I thought Survivor: The Benny Turner Story was a moving and authentic read. The early parts of the book that depict the degradation of slavery, of white men using black women, the oppression and terror by KKK and others, and the blatant racial injustice provide a stark contrast to the warm family ties of Benny’s own family and the grit and hope that holds them together. Benny’s voice comes across as genuine and had me turning these pages from beginning to end. Although I wasn’t very familiar with Benny Turner himself until I read this book, the material in this book is so compelling that I just wanted to know more. The numerous photographs scattered throughout the book also helped to paint a very vivid and real picture of who Benny Turner is, where he comes from, and his story.

Ray Simmons

I really enjoyed Survivor: The Benny Turner Story with Benny Turner and Bill Dahl. I enjoyed it mostly because I know the music. I enjoyed it as a boy. I read the book because I wanted to get to know a little about the man behind the music. I was not disappointed. Benny Turner played his music during an era when I was growing up, so for me it is a fascinating story. People like Benny Turner made the blues an American cultural treasure. All of us have heard the blues and its descendants -
jazz and rock and roll. But if you’re like me, you know little about the lives of the giants behind the music. Reading this book is one way to find out more about these great musicians' lives and struggles. And make no mistake, the struggles are where this haunting art form comes from.

Survivor is well written. Benny grew up in the South. It was a different part of the South that I grew up in. I grew up in Alabama. He was born in Texas. They are different in many ways, but also very similar in many ways for a black man growing up then. The plot is Benny’s life. His many struggles and his ultimate triumph. I loved the stories. I loved the characters, and I loved the history. It is the history of America. It is the history of African Americans, and it is the history of the blues. We don’t get to read about, learn, or study this history nearly enough.

Arya Fomonyuy

Survivor: The Benny Turner Story by Benny Turner and Bill Dahl is an autobiography of the music icon, the blues singer and composer, Benny Turner. This book takes the reader through the protagonist’s difficult childhood, exploring what it was like growing up in a racial setting in Gilmer, TX. Follow the protagonist as he moves to an urban setting with his family and how he honed his skills and developed a career in the Gospel, R&B, and Blues music genres. Turner’s childhood was punctuated by difficult and challenging moments, and apart from enduring the harsh conditions of poverty in East Texas and going through the kinds of struggles that Negro Americans had to face, the greatest trial came with the passing of his elder brother, band mate and best friend, Freddie King.

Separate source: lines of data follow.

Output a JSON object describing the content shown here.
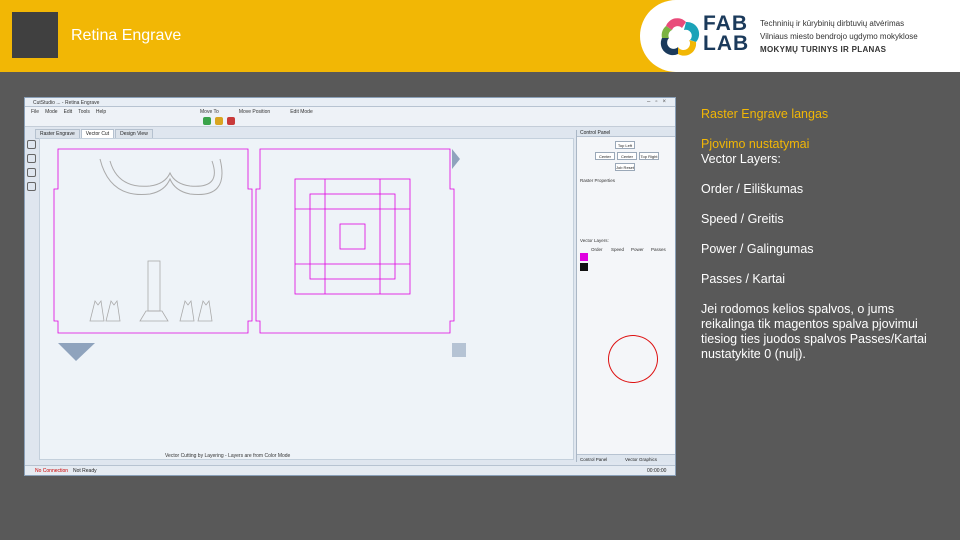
{
  "header": {
    "title": "Retina Engrave",
    "brand_line1": "FAB",
    "brand_line2": "LAB",
    "line1": "Techninių ir kūrybinių dirbtuvių atvėrimas",
    "line2": "Vilniaus miesto bendrojo ugdymo mokyklose",
    "line3": "MOKYMŲ TURINYS IR PLANAS"
  },
  "app": {
    "window_title": "CutStudio ... - Retina Engrave",
    "menu": [
      "File",
      "Mode",
      "Edit",
      "Tools",
      "Help"
    ],
    "toolbar": [
      "Move To",
      "Move Position",
      "Edit Mode"
    ],
    "tabs": [
      "Raster Engrave",
      "Vector Cut",
      "Design View"
    ],
    "active_tab": "Vector Cut",
    "canvas_note": "Vector Cutting by Layering - Layers are from Color Mode",
    "status_left": "No Connection",
    "status_mid": "Not Ready",
    "panel": {
      "title": "Control Panel",
      "btn_top": "Top Left",
      "btn_center": "Center",
      "btn_right": "Top Right",
      "btn_reset": "Job Reset",
      "raster_props": "Raster Properties",
      "vector_layers": "Vector Layers:",
      "cols": [
        "Order",
        "Speed",
        "Power",
        "Passes"
      ],
      "bottom_tabs": [
        "Control Panel",
        "Vector Graphics"
      ]
    },
    "layer_colors": [
      "#e000e0",
      "#111111"
    ],
    "time": "00:00:00"
  },
  "notes": {
    "n1": "Raster Engrave langas",
    "n2": "Pjovimo nustatymai",
    "n3": "Vector Layers:",
    "n4": "Order / Eiliškumas",
    "n5": "Speed / Greitis",
    "n6": "Power / Galingumas",
    "n7": "Passes / Kartai",
    "n8": "Jei rodomos kelios spalvos, o jums reikalinga tik magentos spalva pjovimui tiesiog ties juodos spalvos Passes/Kartai nustatykite 0 (nulį)."
  },
  "colors": {
    "accent": "#f2b705",
    "background": "#595959",
    "cut_magenta": "#e000e0"
  }
}
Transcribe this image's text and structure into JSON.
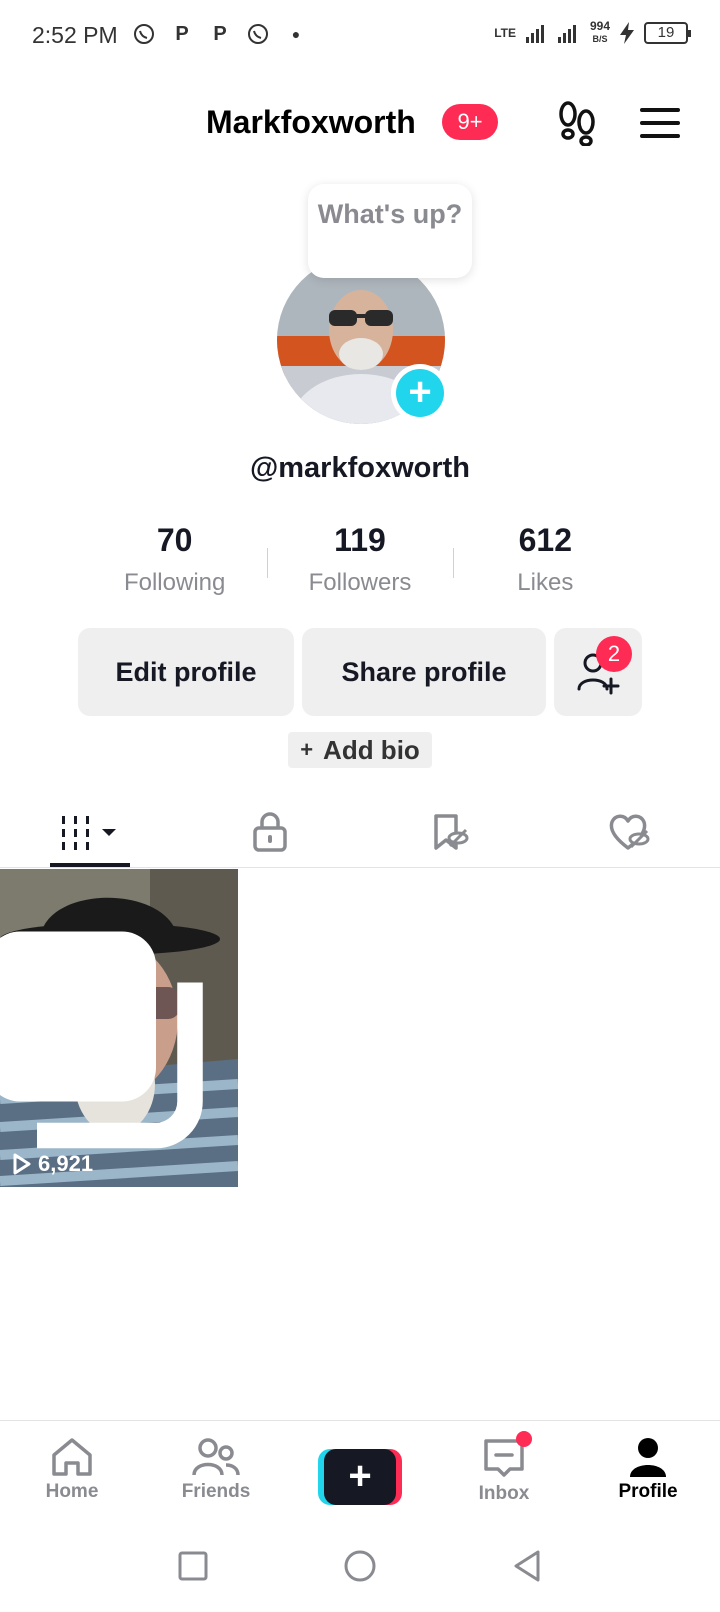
{
  "status_bar": {
    "time": "2:52 PM",
    "network": "LTE",
    "speed_value": "994",
    "speed_unit": "B/S",
    "battery": "19"
  },
  "header": {
    "title": "Markfoxworth",
    "notification_badge": "9+"
  },
  "profile": {
    "bubble_text": "What's up?",
    "handle": "@markfoxworth",
    "stats": [
      {
        "value": "70",
        "label": "Following"
      },
      {
        "value": "119",
        "label": "Followers"
      },
      {
        "value": "612",
        "label": "Likes"
      }
    ],
    "buttons": {
      "edit": "Edit profile",
      "share": "Share profile",
      "add_friends_badge": "2"
    },
    "add_bio": "Add bio",
    "add_bio_plus": "+"
  },
  "videos": [
    {
      "views": "6,921",
      "pinned": true
    }
  ],
  "bottom_nav": {
    "items": [
      {
        "label": "Home",
        "icon": "home-icon"
      },
      {
        "label": "Friends",
        "icon": "friends-icon"
      },
      {
        "label": "",
        "icon": "create-plus-icon"
      },
      {
        "label": "Inbox",
        "icon": "inbox-icon"
      },
      {
        "label": "Profile",
        "icon": "profile-icon"
      }
    ],
    "active": "Profile"
  },
  "colors": {
    "accent_red": "#fe2c55",
    "accent_cyan": "#20d5ec",
    "text_primary": "#161823",
    "text_secondary": "#8a8b91"
  }
}
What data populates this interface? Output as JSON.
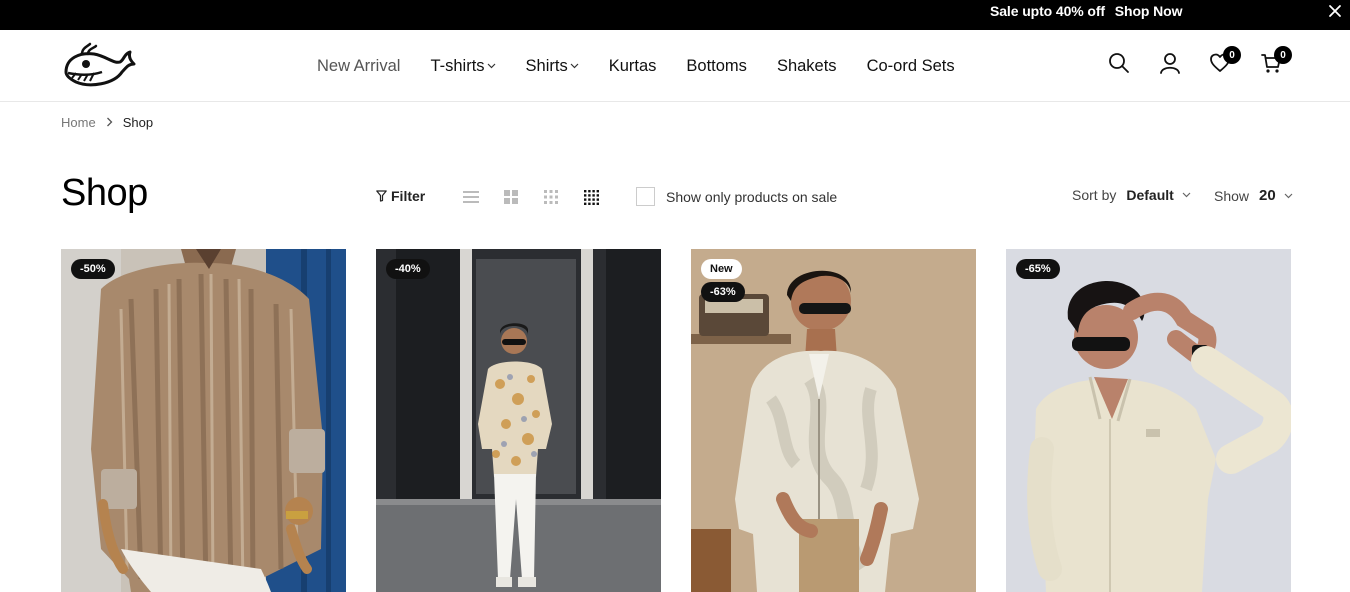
{
  "topbar": {
    "promo_text": "Sale upto 40% off",
    "promo_link": "Shop Now"
  },
  "nav": [
    {
      "label": "New Arrival",
      "dropdown": false
    },
    {
      "label": "T-shirts",
      "dropdown": true
    },
    {
      "label": "Shirts",
      "dropdown": true
    },
    {
      "label": "Kurtas",
      "dropdown": false
    },
    {
      "label": "Bottoms",
      "dropdown": false
    },
    {
      "label": "Shakets",
      "dropdown": false
    },
    {
      "label": "Co-ord Sets",
      "dropdown": false
    }
  ],
  "header": {
    "wishlist_count": "0",
    "cart_count": "0"
  },
  "breadcrumb": {
    "home": "Home",
    "current": "Shop"
  },
  "toolbar": {
    "title": "Shop",
    "filter_label": "Filter",
    "onsale_label": "Show only products on sale",
    "sort_label": "Sort by",
    "sort_value": "Default",
    "show_label": "Show",
    "show_value": "20"
  },
  "products": [
    {
      "tags": [
        "-50%"
      ]
    },
    {
      "tags": [
        "-40%"
      ]
    },
    {
      "tags": [
        "New",
        "-63%"
      ]
    },
    {
      "tags": [
        "-65%"
      ]
    }
  ],
  "colors": {
    "topbar_bg": "#000000",
    "badge_bg": "#000000",
    "text": "#111111"
  }
}
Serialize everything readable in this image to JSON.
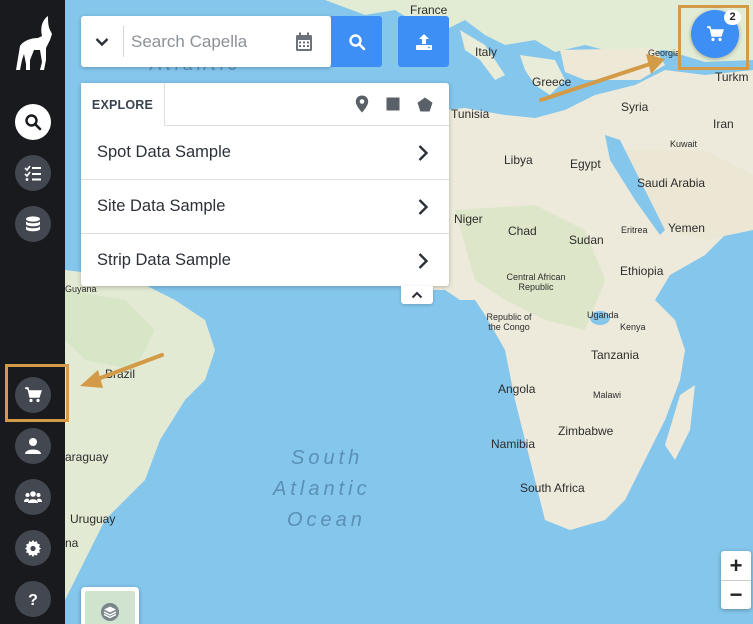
{
  "sidebar": {
    "items": [
      {
        "name": "search",
        "icon": "search-icon",
        "active": true
      },
      {
        "name": "tasks",
        "icon": "tasks-icon",
        "active": false
      },
      {
        "name": "database",
        "icon": "database-icon",
        "active": false
      },
      {
        "name": "cart",
        "icon": "cart-icon",
        "active": false
      },
      {
        "name": "user",
        "icon": "user-icon",
        "active": false
      },
      {
        "name": "team",
        "icon": "team-icon",
        "active": false
      },
      {
        "name": "settings",
        "icon": "gear-icon",
        "active": false
      },
      {
        "name": "help",
        "icon": "help-icon",
        "active": false
      }
    ]
  },
  "search": {
    "placeholder": "Search Capella"
  },
  "explore": {
    "tab_label": "EXPLORE",
    "tools": [
      "pin-icon",
      "rectangle-icon",
      "polygon-icon"
    ],
    "rows": [
      {
        "label": "Spot Data Sample"
      },
      {
        "label": "Site Data Sample"
      },
      {
        "label": "Strip Data Sample"
      }
    ]
  },
  "cart": {
    "count": "2"
  },
  "zoom": {
    "in_label": "+",
    "out_label": "−"
  },
  "map_labels": {
    "france": "France",
    "italy": "Italy",
    "georgia": "Georgia",
    "turkmen": "Turkm",
    "greece": "Greece",
    "tunisia": "Tunisia",
    "syria": "Syria",
    "iran": "Iran",
    "kuwait": "Kuwait",
    "libya": "Libya",
    "egypt": "Egypt",
    "saudi_arabia": "Saudi Arabia",
    "niger": "Niger",
    "chad": "Chad",
    "sudan": "Sudan",
    "eritrea": "Eritrea",
    "yemen": "Yemen",
    "guyana": "Guyana",
    "central_african_republic": "Central African Republic",
    "ethiopia": "Ethiopia",
    "republic_congo": "Republic of the Congo",
    "uganda": "Uganda",
    "kenya": "Kenya",
    "tanzania": "Tanzania",
    "brazil": "Brazil",
    "angola": "Angola",
    "malawi": "Malawi",
    "zimbabwe": "Zimbabwe",
    "namibia": "Namibia",
    "paraguay": "araguay",
    "south_africa": "South Africa",
    "uruguay": "Uruguay",
    "argentina": "na"
  },
  "ocean_labels": {
    "north_atlantic": "Atlantic",
    "south_line1": "South",
    "south_line2": "Atlantic",
    "south_line3": "Ocean"
  },
  "colors": {
    "accent": "#3d8ef5",
    "sidebar": "#181a1d",
    "annotation": "#d39a47",
    "water": "#84c6ec",
    "land": "#eeeadb"
  }
}
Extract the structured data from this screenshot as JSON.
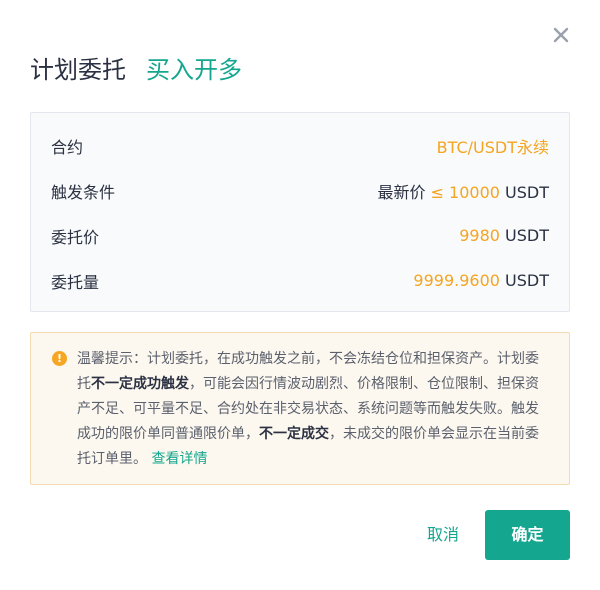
{
  "dialog": {
    "title": "计划委托",
    "subtitle": "买入开多",
    "close_icon": "close-icon"
  },
  "details": [
    {
      "label": "合约",
      "parts": [
        {
          "text": "BTC/USDT永续",
          "color": "#f4a521"
        }
      ]
    },
    {
      "label": "触发条件",
      "parts": [
        {
          "text": "最新价 "
        },
        {
          "text": "≤ 10000",
          "color": "#f4a521"
        },
        {
          "text": " USDT"
        }
      ]
    },
    {
      "label": "委托价",
      "parts": [
        {
          "text": "9980",
          "color": "#f4a521"
        },
        {
          "text": " USDT"
        }
      ]
    },
    {
      "label": "委托量",
      "parts": [
        {
          "text": "9999.9600",
          "color": "#f4a521"
        },
        {
          "text": " USDT"
        }
      ]
    }
  ],
  "notice": {
    "icon": "warning-icon",
    "text1": "温馨提示：计划委托，在成功触发之前，不会冻结仓位和担保资产。计划委托",
    "bold1": "不一定成功触发",
    "text2": "，可能会因行情波动剧烈、价格限制、仓位限制、担保资产不足、可平量不足、合约处在非交易状态、系统问题等而触发失败。触发成功的限价单同普通限价单，",
    "bold2": "不一定成交",
    "text3": "，未成交的限价单会显示在当前委托订单里。",
    "link": "查看详情"
  },
  "buttons": {
    "cancel": "取消",
    "confirm": "确定"
  },
  "colors": {
    "accent": "#14a68e",
    "highlight": "#f4a521"
  }
}
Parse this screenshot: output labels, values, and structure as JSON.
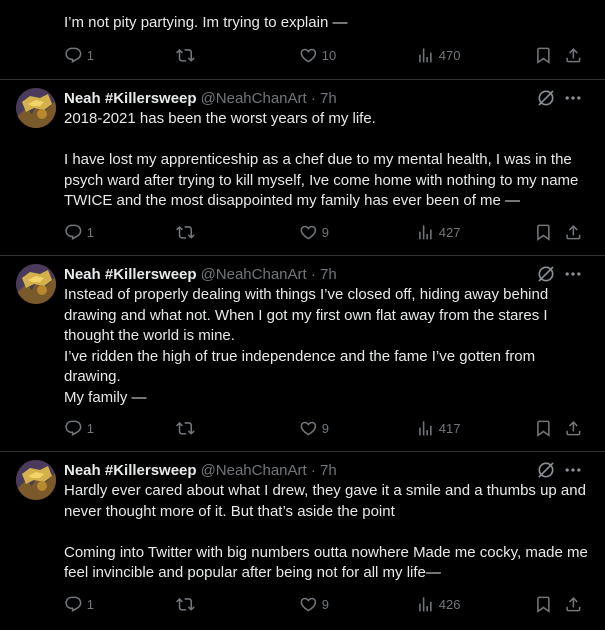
{
  "top_tweet": {
    "text": "I’m not pity partying. Im trying to explain —",
    "replies": "1",
    "retweets": "",
    "likes": "10",
    "views": "470"
  },
  "tweets": [
    {
      "name": "Neah #Killersweep",
      "handle": "@NeahChanArt · 7h",
      "text": "2018-2021 has been the worst years of my life.\n\nI have lost my apprenticeship as a chef due to my mental health, I was in the psych ward after trying to kill myself, Ive come home with nothing to my name TWICE and the most disappointed my family has ever been of me —",
      "replies": "1",
      "retweets": "",
      "likes": "9",
      "views": "427"
    },
    {
      "name": "Neah #Killersweep",
      "handle": "@NeahChanArt · 7h",
      "text": "Instead of properly dealing with things I’ve closed off, hiding away behind drawing and what not. When I got my first own flat away from the stares I thought the world is mine.\nI’ve ridden the high of true independence and the fame I’ve gotten from drawing.\nMy family —",
      "replies": "1",
      "retweets": "",
      "likes": "9",
      "views": "417"
    },
    {
      "name": "Neah #Killersweep",
      "handle": "@NeahChanArt · 7h",
      "text": "Hardly ever cared about what I drew, they gave it a smile and a thumbs up and never thought more of it. But that’s aside the point\n\nComing into Twitter with big numbers outta nowhere Made me cocky, made me feel invincible and popular after being not for all my life—",
      "replies": "1",
      "retweets": "",
      "likes": "9",
      "views": "426"
    }
  ],
  "icons": {
    "reply": "reply-icon",
    "retweet": "retweet-icon",
    "like": "like-icon",
    "views": "views-icon",
    "bookmark": "bookmark-icon",
    "share": "share-icon",
    "mute": "mute-icon",
    "more": "more-icon"
  },
  "colors": {
    "background": "#000000",
    "text": "#e7e9ea",
    "muted": "#71767b",
    "divider": "#2f3336"
  }
}
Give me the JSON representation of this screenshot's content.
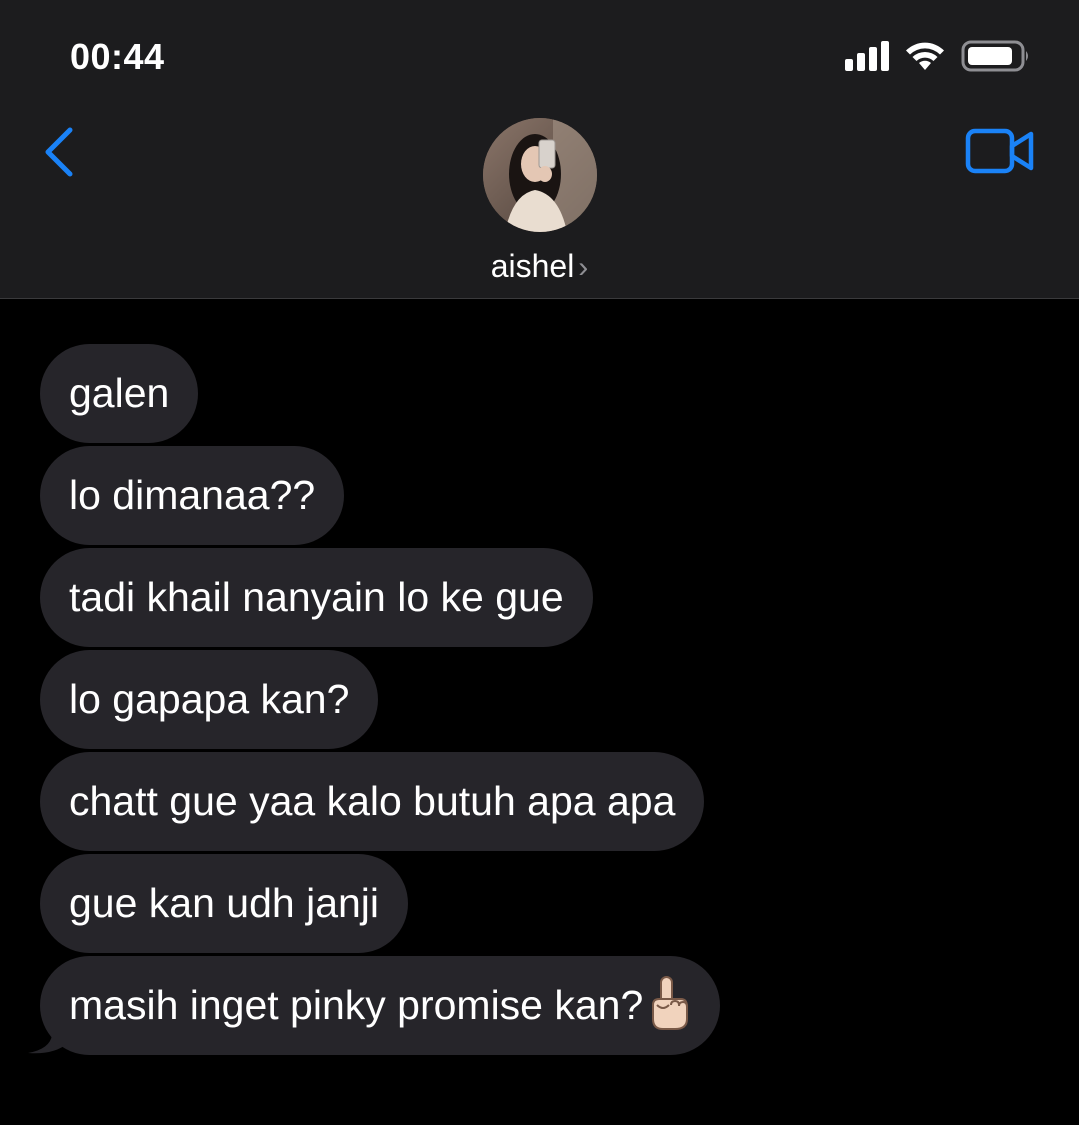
{
  "status_bar": {
    "time": "00:44",
    "icons": [
      "signal-icon",
      "wifi-icon",
      "battery-icon"
    ]
  },
  "header": {
    "back_icon": "chevron-left-icon",
    "video_icon": "video-camera-icon",
    "contact_name": "aishel",
    "contact_chevron": "›",
    "accent_color": "#1a82f7"
  },
  "messages": [
    {
      "text": "galen"
    },
    {
      "text": "lo dimanaa??"
    },
    {
      "text": "tadi khail nanyain lo ke gue"
    },
    {
      "text": "lo gapapa kan?"
    },
    {
      "text": "chatt gue yaa kalo butuh apa apa"
    },
    {
      "text": "gue kan udh janji"
    },
    {
      "text": "masih inget pinky promise kan?",
      "emoji": "pointing-up-emoji"
    }
  ],
  "colors": {
    "background": "#000000",
    "header_bg": "#1c1c1e",
    "bubble_bg": "#26252a",
    "text": "#ffffff"
  }
}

Survivor: The Benny Turner Story is the story of one man’s faith in his destiny, a story that explores hope and resilience, and leads readers into the joys and triumphs of a music legend. Reading this story, one understands that heroes are not born, they are made; they develop by embracing a path and staying resolutely in sync with their inner values. This autobiography is well-crafted and it features very compelling prose. The reader will love to explore the soul of the artist and to revisit an era in American history that still had the vestiges of slavery. The cultural setting of this story comes across in the narrative in a lucid and compelling manner, and readers will enjoy the social commentaries and the beautiful portrait of what a Negro family looked like in the old days. This is a story loaded with powerful lessons and insights for the reader; it is as entertaining as it is revealing of one of the ultimate virtues of humanity — resilience. In fact, the narrative reads like the blues.